Why Would You Franchise Your Business?

Franchising is a broad-based definition used to describe an independent distribution channel.  It is a market that has become an industry by which business models are replicated through entrepreneurial relationships which share proven business models to energetic and enthusiastic entrepreneurs looking for an opportunity.  Franchising a business allows a business owner to acheive the following benefits:

1. Growth with less capital.  When you franchise your business, the franchisee makes an investment in the business.  They will build a location if required, fund the local marketing program and spend the capital needed to get the business off the ground in their market.

2. Infusion of energy and entrepreneurial mindsets into a growing business.  Many of the best ideas in franchised businesses came from the franchisees who had bought into the system.  Whether it was new technology, marketing, logistics management or the egg mcmuffin, franchisees have helped franchisors build more efficient and profitable businesses for years.

3. Benefit of gaining local “feet on the street”.  Franchising works effectively because the franchisee, if chosen correctly, will be someone who has influence, experience and a network already established in the market they are opening their business within.  An ideal franchisee brings an established network from which to build a customer base and an understanding for how the local market works in order to get the franchised business off the ground in as short of a time period as possible.

4. Speed of Growth – Franchising typically allows for a business to open 3-10 new units per year on average during the initial phases of growth.  In later years, as a franchise system matures, larger networks can open and add as many as 300 or more units in a single year through franchise distribution systems.  Franchising allows for fast growth over long distances in far away markets.

5. Operational Efficiency – Why is it so difficult to manage employees in locations that are farther away from home base?  It’s simple, when there is no one with an ownership stake in the business operating the location, the business will never operate as efficiently.  Franchised units have consistently outperformed company-owned units in many franchise systems including Dunkin Donuts, McDonald’s and others.  Franchisees have put their own capital into the business and want to see as much profit as possible come back to them for their investment.


Why franchise your business

Not all businesses can or should enter the world of franchising.  For an initial consultation and discussion regarding whether your business is ready for franchised distribution, contact us:

(800) 610-0292

The Chick-Fil-A Franchise Story

Chick-Fil-A Franchise


Chick-Fil-A is an extremely successful and consistent franchise system.  The privately held chain did over $2.5 billion in systemwide sales in 2009 from over 1,300 franchised stores in the U.S.

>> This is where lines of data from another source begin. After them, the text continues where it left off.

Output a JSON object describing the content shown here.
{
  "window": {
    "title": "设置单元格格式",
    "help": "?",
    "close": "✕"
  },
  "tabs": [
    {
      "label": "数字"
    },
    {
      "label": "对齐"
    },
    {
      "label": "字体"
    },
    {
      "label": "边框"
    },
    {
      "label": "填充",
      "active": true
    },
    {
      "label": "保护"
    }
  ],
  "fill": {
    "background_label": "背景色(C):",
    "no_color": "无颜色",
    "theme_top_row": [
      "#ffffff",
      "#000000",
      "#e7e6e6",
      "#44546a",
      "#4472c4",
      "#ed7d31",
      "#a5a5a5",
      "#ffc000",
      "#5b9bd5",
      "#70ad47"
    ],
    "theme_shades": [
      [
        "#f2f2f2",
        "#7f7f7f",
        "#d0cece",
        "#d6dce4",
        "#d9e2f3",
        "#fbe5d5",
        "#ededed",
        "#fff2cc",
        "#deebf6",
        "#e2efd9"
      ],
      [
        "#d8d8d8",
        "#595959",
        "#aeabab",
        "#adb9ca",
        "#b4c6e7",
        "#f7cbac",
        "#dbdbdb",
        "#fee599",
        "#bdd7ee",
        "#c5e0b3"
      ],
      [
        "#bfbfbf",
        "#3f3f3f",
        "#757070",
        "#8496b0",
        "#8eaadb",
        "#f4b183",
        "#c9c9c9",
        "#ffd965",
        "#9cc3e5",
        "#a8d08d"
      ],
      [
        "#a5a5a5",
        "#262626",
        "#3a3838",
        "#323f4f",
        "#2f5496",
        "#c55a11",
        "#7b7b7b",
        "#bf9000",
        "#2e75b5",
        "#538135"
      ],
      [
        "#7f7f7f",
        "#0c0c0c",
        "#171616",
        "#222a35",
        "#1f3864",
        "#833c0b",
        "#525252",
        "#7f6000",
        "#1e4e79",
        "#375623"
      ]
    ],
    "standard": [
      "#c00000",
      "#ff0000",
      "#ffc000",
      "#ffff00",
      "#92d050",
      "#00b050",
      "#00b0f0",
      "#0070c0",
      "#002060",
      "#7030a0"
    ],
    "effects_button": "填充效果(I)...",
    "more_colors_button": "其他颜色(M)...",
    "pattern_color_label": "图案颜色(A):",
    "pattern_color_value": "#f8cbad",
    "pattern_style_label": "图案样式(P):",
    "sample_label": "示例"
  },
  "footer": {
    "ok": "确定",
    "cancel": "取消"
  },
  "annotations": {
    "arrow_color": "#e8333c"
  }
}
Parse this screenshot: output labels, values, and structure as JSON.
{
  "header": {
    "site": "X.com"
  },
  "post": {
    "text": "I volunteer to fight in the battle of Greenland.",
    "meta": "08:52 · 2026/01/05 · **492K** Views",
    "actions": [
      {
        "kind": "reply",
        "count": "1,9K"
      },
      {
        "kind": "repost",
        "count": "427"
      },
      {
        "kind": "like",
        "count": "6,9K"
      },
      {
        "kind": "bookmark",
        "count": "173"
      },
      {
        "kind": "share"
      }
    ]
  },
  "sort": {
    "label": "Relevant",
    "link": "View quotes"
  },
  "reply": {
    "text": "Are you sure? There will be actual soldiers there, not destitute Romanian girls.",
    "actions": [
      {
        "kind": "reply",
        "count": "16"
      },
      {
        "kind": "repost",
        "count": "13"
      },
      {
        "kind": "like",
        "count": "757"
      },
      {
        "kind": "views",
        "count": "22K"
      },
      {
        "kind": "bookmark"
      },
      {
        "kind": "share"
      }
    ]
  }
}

Chick-Fil-A franchise

The founder of Chick-Fil-A, Truett Cathy, 88, credits the company’s success to over 1000 franchisees and over 600 employees who are unusually dedicated in an industry known for grumpy operators and high turnover among hourly workers. The turnover among Chick-fil-A franchise operators is an extremely low 5% a year.  Among Chick-fil-A hourly workers turnover is 60%, compared with 107% for the industry.  Chick-fil-A focuses on hiring and bringing in franchisees who are looking for lifetime commitments to the company.

That’s not the only company mandate. Chick-fil-A’s corporate mission is to “glorify God.”  It is the only national fast-food chain that closes on Sundays which allows franchise operators to go to church and spend time with their families; franchisees who don’t go along with the rule risk having their contracts terminated which is unusual in today’s “bottom line” approach.  Chick-fil-A’s approach is to balance life with work which seems to be working.


Many of the Chick-fil-A franchisees have come from the foster homes run by a nonprofit organization Chick-fil-A funds, the WinShape Foundation.  The upfront franchise fee for a Chick-fil-A is only $5,000. Most franchise systems require net worths in excess of $500k and upfront franchise fees of $35k or more.
The structure of the Chick-fil-A franchise from a business model is unique also.  Chick-fil-A pays for the land, the construction and the equipment, they then rent everything to the franchisee for 15% of the restaurant’s sales plus 50% of the pretax profit remaining.  Operators are discouraged from running more than a few restaurants will typically take home about $100,000 a year on average from a single outlet.

Chick-fil-A Franchise

 Truett Cathy is extremely particular in who he selects as franchise operators.  He wants married workers, he would like them to have attended Christian-based relationship-building retreats and Chick-fil-A will even interview family members of prospective operators.  They would like to learn more about candidates and their relationships at home. “If a man can’t manage his own life, he can’t manage a business,” says Cathy.
How is this legal and why does it work so well for Chick-fil-A?  The structure is based on core beliefs and principles which are consistent throughout the franchise system.  Whether it is legal is open for debate, but the bottom line is that in franchising, the rules are different than in employment law. There is much more freedom in who is selected and why as opposed to hiring an employee where religion and marital status are to be left off the table.